**TASK DESCRIPTION**
Where the data below contains pictures, omit them; output the rest word for word.

*** Begin section ***

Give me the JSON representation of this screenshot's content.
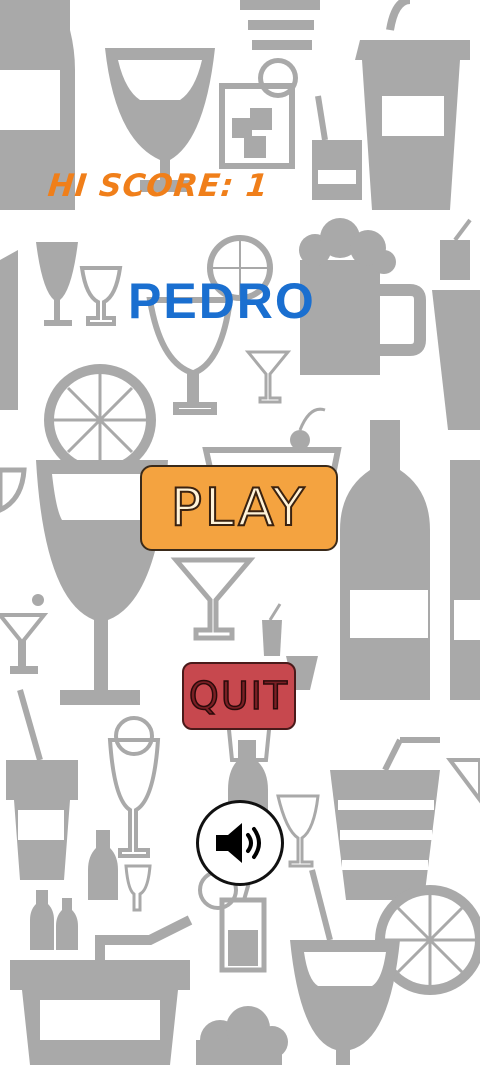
{
  "hud": {
    "hi_score_label": "HI SCORE: 1"
  },
  "player": {
    "name": "PEDRO"
  },
  "menu": {
    "play_label": "PLAY",
    "quit_label": "QUIT"
  },
  "sound": {
    "icon": "speaker-on-icon"
  },
  "colors": {
    "hi_score": "#f07f1a",
    "player_name": "#1a6fd0",
    "play_button": "#f4a340",
    "quit_button": "#c7484e",
    "background_pattern": "#a8a8a8"
  }
}
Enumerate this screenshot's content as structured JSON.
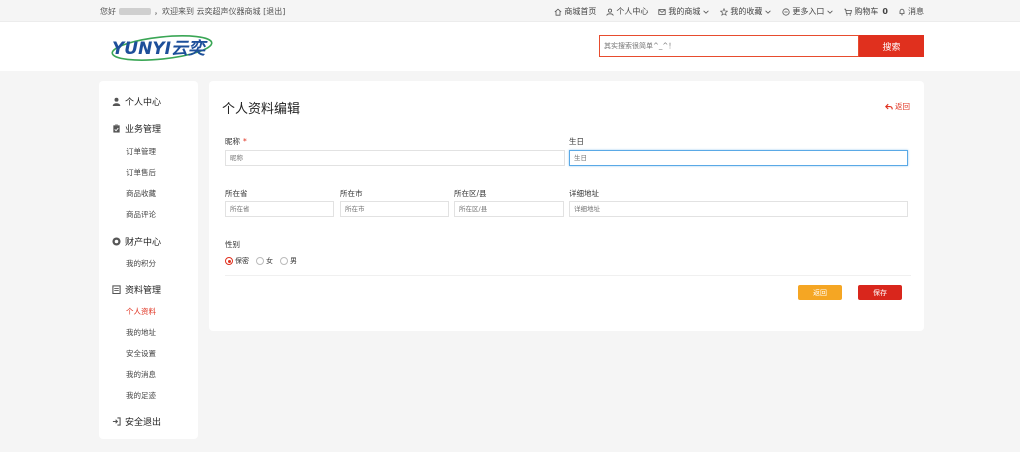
{
  "topbar": {
    "greeting_prefix": "您好",
    "welcome": "，欢迎来到 云奕超声仪器商城",
    "logout": "[退出]",
    "links": {
      "home": "商城首页",
      "personal": "个人中心",
      "mall": "我的商城",
      "favorites": "我的收藏",
      "more": "更多入口",
      "cart": "购物车",
      "cart_count": "0",
      "messages": "消息"
    }
  },
  "header": {
    "logo_text": "YUNYI云奕",
    "search_placeholder": "其实搜索很简单^_^！",
    "search_button": "搜索"
  },
  "sidebar": {
    "personal_center": "个人中心",
    "business": "业务管理",
    "orders": "订单管理",
    "after_sales": "订单售后",
    "product_favorites": "商品收藏",
    "product_reviews": "商品评论",
    "finance": "财产中心",
    "my_points": "我的积分",
    "profile_mgmt": "资料管理",
    "personal_info": "个人资料",
    "my_address": "我的地址",
    "security": "安全设置",
    "my_messages": "我的消息",
    "my_footprints": "我的足迹",
    "safe_logout": "安全退出"
  },
  "form": {
    "title": "个人资料编辑",
    "back_link": "返回",
    "nickname_label": "昵称",
    "required_mark": "*",
    "nickname_placeholder": "昵称",
    "birthday_label": "生日",
    "birthday_placeholder": "生日",
    "province_label": "所在省",
    "province_placeholder": "所在省",
    "city_label": "所在市",
    "city_placeholder": "所在市",
    "district_label": "所在区/县",
    "district_placeholder": "所在区/县",
    "address_label": "详细地址",
    "address_placeholder": "详细地址",
    "gender_label": "性别",
    "gender_secret": "保密",
    "gender_female": "女",
    "gender_male": "男",
    "back_button": "返回",
    "save_button": "保存"
  },
  "colors": {
    "accent": "#e0301e",
    "back_button": "#f5a623",
    "focus_border": "#5aa9e6"
  }
}
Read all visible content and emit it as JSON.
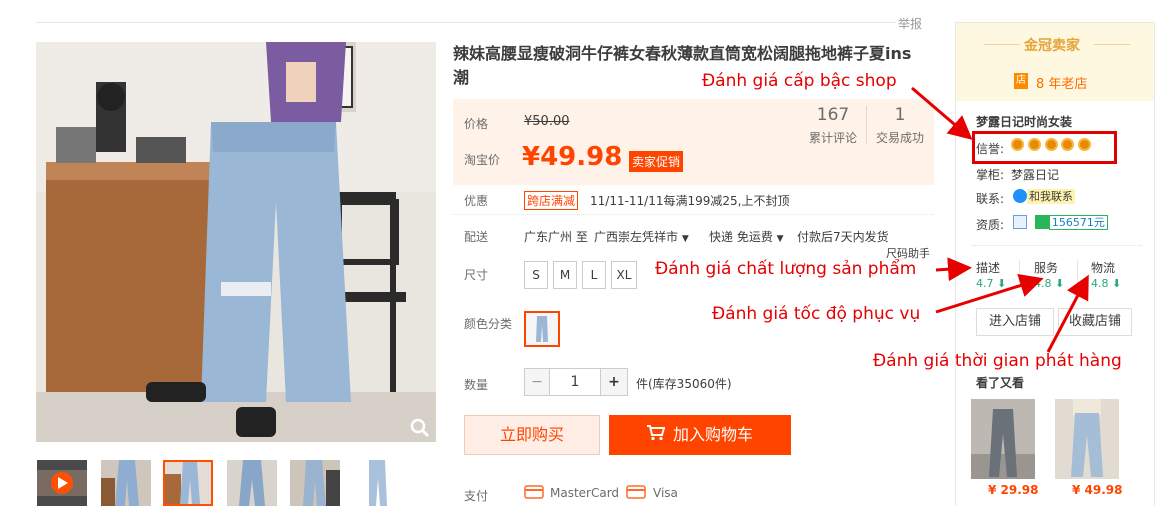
{
  "report_label": "举报",
  "title": "辣妹高腰显瘦破洞牛仔裤女春秋薄款直筒宽松阔腿拖地裤子夏ins潮",
  "price": {
    "label_price": "价格",
    "old_price": "¥50.00",
    "label_taobao": "淘宝价",
    "current_price": "¥49.98",
    "promo_tag": "卖家促销",
    "reviews_count": "167",
    "reviews_label": "累计评论",
    "deals_count": "1",
    "deals_label": "交易成功"
  },
  "discount": {
    "label": "优惠",
    "badge": "跨店满减",
    "text": "11/11-11/11每满199减25,上不封顶"
  },
  "shipping": {
    "label": "配送",
    "from": "广东广州 至",
    "to": "广西崇左凭祥市",
    "express": "快递 免运费",
    "delivery": "付款后7天内发货"
  },
  "size": {
    "label": "尺寸",
    "helper": "尺码助手",
    "options": [
      "S",
      "M",
      "L",
      "XL"
    ]
  },
  "color": {
    "label": "颜色分类"
  },
  "quantity": {
    "label": "数量",
    "minus": "−",
    "value": "1",
    "plus": "+",
    "stock": "件(库存35060件)"
  },
  "actions": {
    "buy_now": "立即购买",
    "add_to_cart": "加入购物车"
  },
  "payment": {
    "label": "支付",
    "methods": [
      "MasterCard",
      "Visa"
    ]
  },
  "seller": {
    "crown_title": "金冠卖家",
    "year_badge": "店",
    "years": "8 年老店",
    "shop_name": "梦露日记时尚女装",
    "credit_label": "信誉:",
    "owner_label": "掌柜:",
    "owner": "梦露日记",
    "contact_label": "联系:",
    "contact": "和我联系",
    "qual_label": "资质:",
    "deposit": "156571元",
    "scores": [
      {
        "label": "描述",
        "value": "4.7"
      },
      {
        "label": "服务",
        "value": "4.8"
      },
      {
        "label": "物流",
        "value": "4.8"
      }
    ],
    "enter_shop": "进入店铺",
    "fav_shop": "收藏店铺",
    "also_viewed": "看了又看",
    "recs": [
      {
        "price": "¥ 29.98"
      },
      {
        "price": "¥ 49.98"
      }
    ]
  },
  "annotations": {
    "shop_rank": "Đánh giá cấp bậc shop",
    "product_quality": "Đánh giá chất lượng sản phẩm",
    "service_speed": "Đánh giá tốc độ phục vụ",
    "shipping_time": "Đánh giá thời gian phát hàng"
  },
  "colors": {
    "accent": "#ff4400",
    "annotation": "#e60000",
    "gold": "#e5a53b",
    "price_bg": "#fff2e8"
  }
}
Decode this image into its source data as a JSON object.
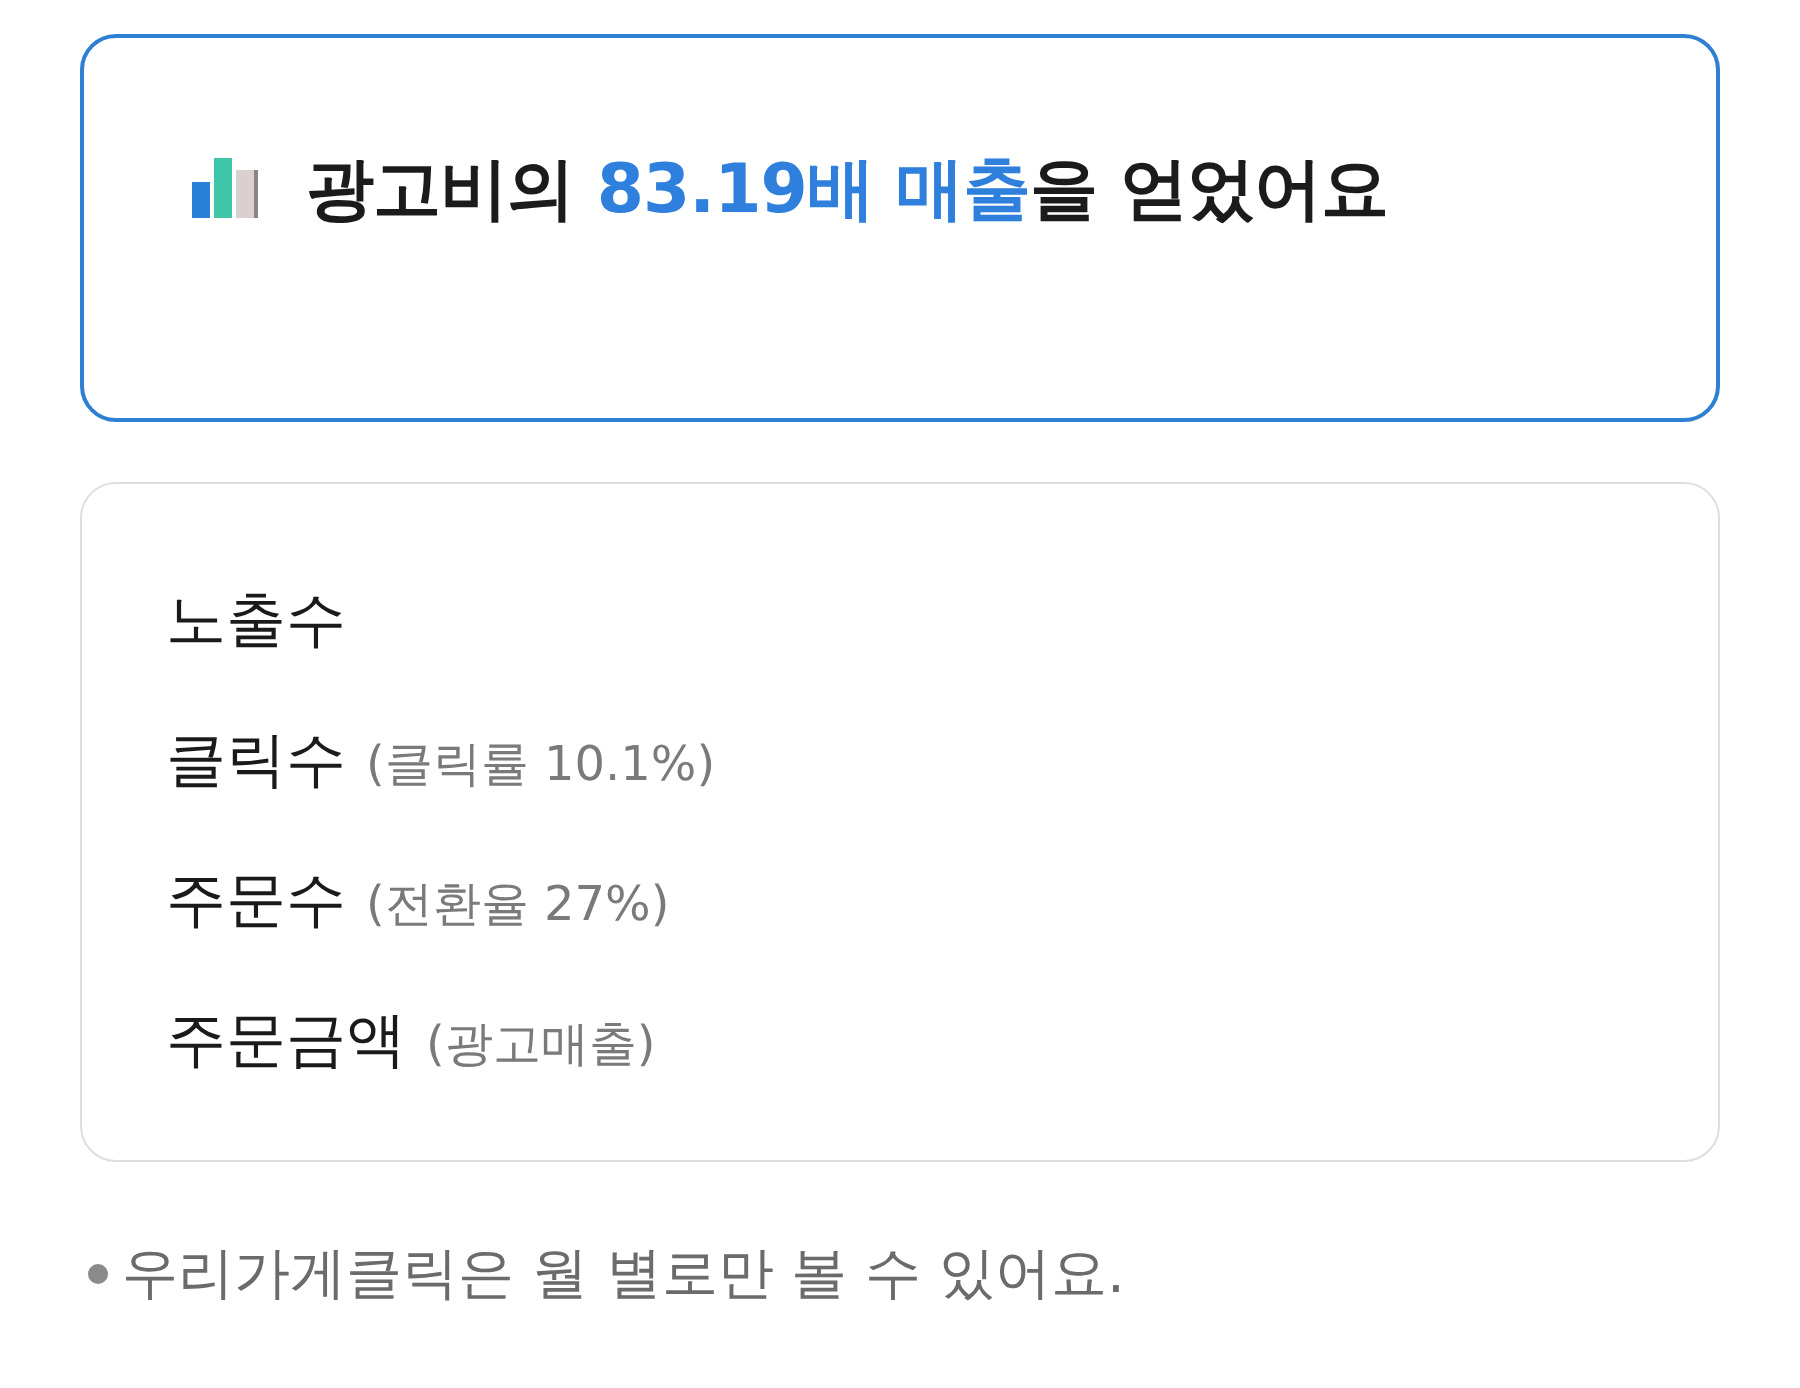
{
  "summary": {
    "title_parts": [
      {
        "text": "광고비의 ",
        "highlight": false
      },
      {
        "text": "83.19배 매출",
        "highlight": true
      },
      {
        "text": "을 얻었어요",
        "highlight": false
      }
    ]
  },
  "metrics": [
    {
      "label": "노출수"
    },
    {
      "label": "클릭수",
      "note": "(클릭률 10.1%)"
    },
    {
      "label": "주문수",
      "note": "(전환율 27%)"
    },
    {
      "label": "주문금액",
      "note": "(광고매출)"
    }
  ],
  "footnote": {
    "text": "우리가게클릭은 월 별로만 볼 수 있어요."
  }
}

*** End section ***

**EXERCISE RESULT**
Give me the JSON representation of this screenshot's content.
{
  "hud": {
    "hi_score_label": "HI SCORE: 1"
  },
  "player": {
    "name": "PEDRO"
  },
  "menu": {
    "play_label": "PLAY",
    "quit_label": "QUIT"
  },
  "sound": {
    "icon": "speaker-on-icon"
  },
  "colors": {
    "hi_score": "#f07f1a",
    "player_name": "#1a6fd0",
    "play_button": "#f4a340",
    "quit_button": "#c7484e",
    "background_pattern": "#a8a8a8"
  }
}
Enumerate this screenshot's content as structured JSON.
{
  "topbar": {
    "greeting_prefix": "您好",
    "welcome": "，欢迎来到 云奕超声仪器商城",
    "logout": "[退出]",
    "links": {
      "home": "商城首页",
      "personal": "个人中心",
      "mall": "我的商城",
      "favorites": "我的收藏",
      "more": "更多入口",
      "cart": "购物车",
      "cart_count": "0",
      "messages": "消息"
    }
  },
  "header": {
    "logo_text": "YUNYI云奕",
    "search_placeholder": "其实搜索很简单^_^！",
    "search_button": "搜索"
  },
  "sidebar": {
    "personal_center": "个人中心",
    "business": "业务管理",
    "orders": "订单管理",
    "after_sales": "订单售后",
    "product_favorites": "商品收藏",
    "product_reviews": "商品评论",
    "finance": "财产中心",
    "my_points": "我的积分",
    "profile_mgmt": "资料管理",
    "personal_info": "个人资料",
    "my_address": "我的地址",
    "security": "安全设置",
    "my_messages": "我的消息",
    "my_footprints": "我的足迹",
    "safe_logout": "安全退出"
  },
  "form": {
    "title": "个人资料编辑",
    "back_link": "返回",
    "nickname_label": "昵称",
    "required_mark": "*",
    "nickname_placeholder": "昵称",
    "birthday_label": "生日",
    "birthday_placeholder": "生日",
    "province_label": "所在省",
    "province_placeholder": "所在省",
    "city_label": "所在市",
    "city_placeholder": "所在市",
    "district_label": "所在区/县",
    "district_placeholder": "所在区/县",
    "address_label": "详细地址",
    "address_placeholder": "详细地址",
    "gender_label": "性别",
    "gender_secret": "保密",
    "gender_female": "女",
    "gender_male": "男",
    "back_button": "返回",
    "save_button": "保存"
  },
  "colors": {
    "accent": "#e0301e",
    "back_button": "#f5a623",
    "focus_border": "#5aa9e6"
  }
}
Read all visible content and emit it as JSON.
{
  "report_label": "举报",
  "title": "辣妹高腰显瘦破洞牛仔裤女春秋薄款直筒宽松阔腿拖地裤子夏ins潮",
  "price": {
    "label_price": "价格",
    "old_price": "¥50.00",
    "label_taobao": "淘宝价",
    "current_price": "¥49.98",
    "promo_tag": "卖家促销",
    "reviews_count": "167",
    "reviews_label": "累计评论",
    "deals_count": "1",
    "deals_label": "交易成功"
  },
  "discount": {
    "label": "优惠",
    "badge": "跨店满减",
    "text": "11/11-11/11每满199减25,上不封顶"
  },
  "shipping": {
    "label": "配送",
    "from": "广东广州 至",
    "to": "广西崇左凭祥市",
    "express": "快递 免运费",
    "delivery": "付款后7天内发货"
  },
  "size": {
    "label": "尺寸",
    "helper": "尺码助手",
    "options": [
      "S",
      "M",
      "L",
      "XL"
    ]
  },
  "color": {
    "label": "颜色分类"
  },
  "quantity": {
    "label": "数量",
    "minus": "−",
    "value": "1",
    "plus": "+",
    "stock": "件(库存35060件)"
  },
  "actions": {
    "buy_now": "立即购买",
    "add_to_cart": "加入购物车"
  },
  "payment": {
    "label": "支付",
    "methods": [
      "MasterCard",
      "Visa"
    ]
  },
  "seller": {
    "crown_title": "金冠卖家",
    "year_badge": "店",
    "years": "8 年老店",
    "shop_name": "梦露日记时尚女装",
    "credit_label": "信誉:",
    "owner_label": "掌柜:",
    "owner": "梦露日记",
    "contact_label": "联系:",
    "contact": "和我联系",
    "qual_label": "资质:",
    "deposit": "156571元",
    "scores": [
      {
        "label": "描述",
        "value": "4.7"
      },
      {
        "label": "服务",
        "value": "4.8"
      },
      {
        "label": "物流",
        "value": "4.8"
      }
    ],
    "enter_shop": "进入店铺",
    "fav_shop": "收藏店铺",
    "also_viewed": "看了又看",
    "recs": [
      {
        "price": "¥ 29.98"
      },
      {
        "price": "¥ 49.98"
      }
    ]
  },
  "annotations": {
    "shop_rank": "Đánh giá cấp bậc shop",
    "product_quality": "Đánh giá chất lượng sản phẩm",
    "service_speed": "Đánh giá tốc độ phục vụ",
    "shipping_time": "Đánh giá thời gian phát hàng"
  },
  "colors": {
    "accent": "#ff4400",
    "annotation": "#e60000",
    "gold": "#e5a53b",
    "price_bg": "#fff2e8"
  }
}
Decode this image into its source data as a JSON object.
{
  "summary": {
    "title_parts": [
      {
        "text": "광고비의 ",
        "highlight": false
      },
      {
        "text": "83.19배 매출",
        "highlight": true
      },
      {
        "text": "을 얻었어요",
        "highlight": false
      }
    ]
  },
  "metrics": [
    {
      "label": "노출수"
    },
    {
      "label": "클릭수",
      "note": "(클릭률 10.1%)"
    },
    {
      "label": "주문수",
      "note": "(전환율 27%)"
    },
    {
      "label": "주문금액",
      "note": "(광고매출)"
    }
  ],
  "footnote": {
    "text": "우리가게클릭은 월 별로만 볼 수 있어요."
  }
}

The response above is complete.